Labaton Sucharow and Schall Law, which both have a track record of pursuing vast legal claims against listed companies, said they have begun investigating the blue chip firms after leaked files caused their share prices to plunge on Monday.
Class action lawsuits allow multiple claims against a single defendant. They are common in America where they have been successfully used against British firms and are increasingly employed on this side of the Atlantic.
The Mail on Sunday revealed in June that HSBC faces a separate £1.3billion class action legal claim for its involvement in a film scheme used for tax avoidance.
A cache of files released last weekend allegedly show HSBC continued to move dirty cash for clients it already suspected of nefarious activity.

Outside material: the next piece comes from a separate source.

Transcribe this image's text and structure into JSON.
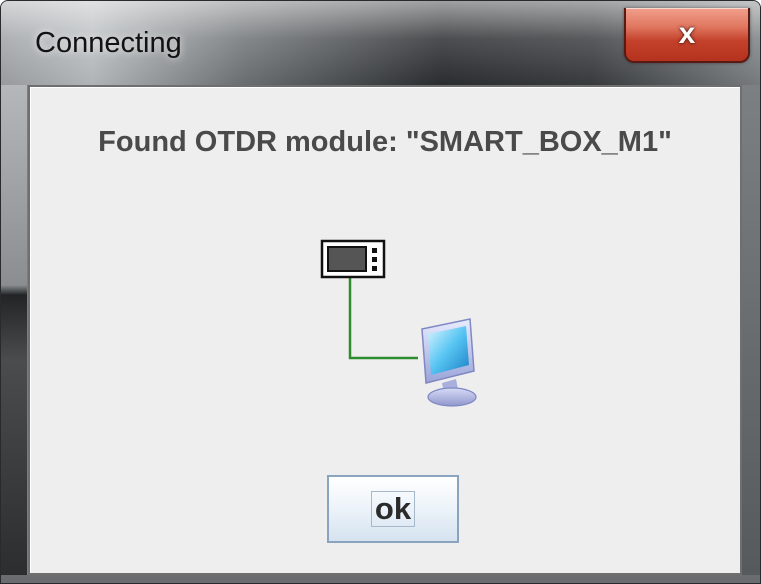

The bank raised the alarm over irregular transactions in 2,100 suspicious activity reports (SARs) filed with the US Treasury Department’s Financial Crimes Enforcement Network between 2000 and 2017.
Banks are supposed to stop moving cash or shut down accounts if they have evidence of criminal activity. But the reports claimed HSBC did not take action.
HSBC’s share price plunged to its lowest level since 1995 following the allegations – falling 5.3 per cent on Monday to £2.88.
Standard Chartered shares fell 5.8 per cent on the same day to £3.38.
Labaton Sucharow lawyer David Schwartz said he is investigating the events that led to the document leak, dubbed the FinCen files.
Brian Schall of Schall Law has urged investors to contact his firm if they suffered losses of $100,000 or more as the banks’ share prices fell. A legal source said: ‘There are listing obligations that require the disclosure of material events.
‘It’s about whether the representations made by the banks at the time someone bought their shares were true or not.
‘It doesn’t surprise me at all that firms are considering taking legal action when shareholder value has been reduced by so much in such a short timeframe. That follows a pattern of cases that were brought after the financial crash.’
A spokesman for HSBC said: ‘Starting in 2012, HSBC embarked on a multi-year journey to overhaul its ability to combat financial crime across more than 60 jurisdictions. During that period, the monitor fulfilled his role of identifying issues and making recommendations for improvement and concluded HSBC became a safer bank each year as a result of the bank’s efforts.’
Standard Chartered declined to comment on the potential claims.
A Standard Chartered whistleblower, former executive Julian Knight who first revealed his identity in The Mail on Sunday last year, said he believes the leaked dossiers will aid his landmark legal case.
Knight claims he was forced out of Standard Chartered Bank (SCB) after raising the alarm about client companies suspected of helping Iran to sidestep US sanctions.
The Mail on Sunday revealed last year that Knight had provided US investigators with a list of SCB clients, which he suspected were fronts for the Iranian military and its nuclear programme. Knight, a former RAF pilot, now points out that many of the firms on his original list have cropped up on the FinCen leak despite Standard Chartered rubbishing his claims. He said: ‘The FinCen leak vindicates our case because it has disclosed many of the same sanctioned and sanctionable companies that I disclosed to US investigators.’
Last year SCB was fined £900million for breaching US sanctions after it was found the bank had been dealing with Iranian, Cuban and Sudanese entities.
Knight was based in Dubai as global head of transaction banking foreign exchange. He said he alerted the bank about its online trading system in 2011.
Among the SCB clients he disclosed to US investigators were Blom Bank, Byblos Bank, both from Lebanon, and the Turkish Halk Bank. All three have been disclosed in the FinCen leak as being the subject of SARs at Standard Chartered. Blom and Byblos are also being sued by the families of US military personnel in a court case, which targets companies they say helped fund Iranian terror networks. Knight, and a US whistleblower who cannot be named for legal reasons, are locked in a legal battle with the US government over a landmark compensation claim.
Standard Chartered said: ‘The [whistleblower’s compensation] lawsuit has been dismissed and the false allegations underpinning it have been thoroughly discredited by the US authorities who undertook a comprehensive investigation into the claims and said they were ‘meritless’ and did not show any violations of US sanctions.
‘The bank is not in mediation regarding these scurrilous claims and looks forward to appellate affirmation of the dismissal.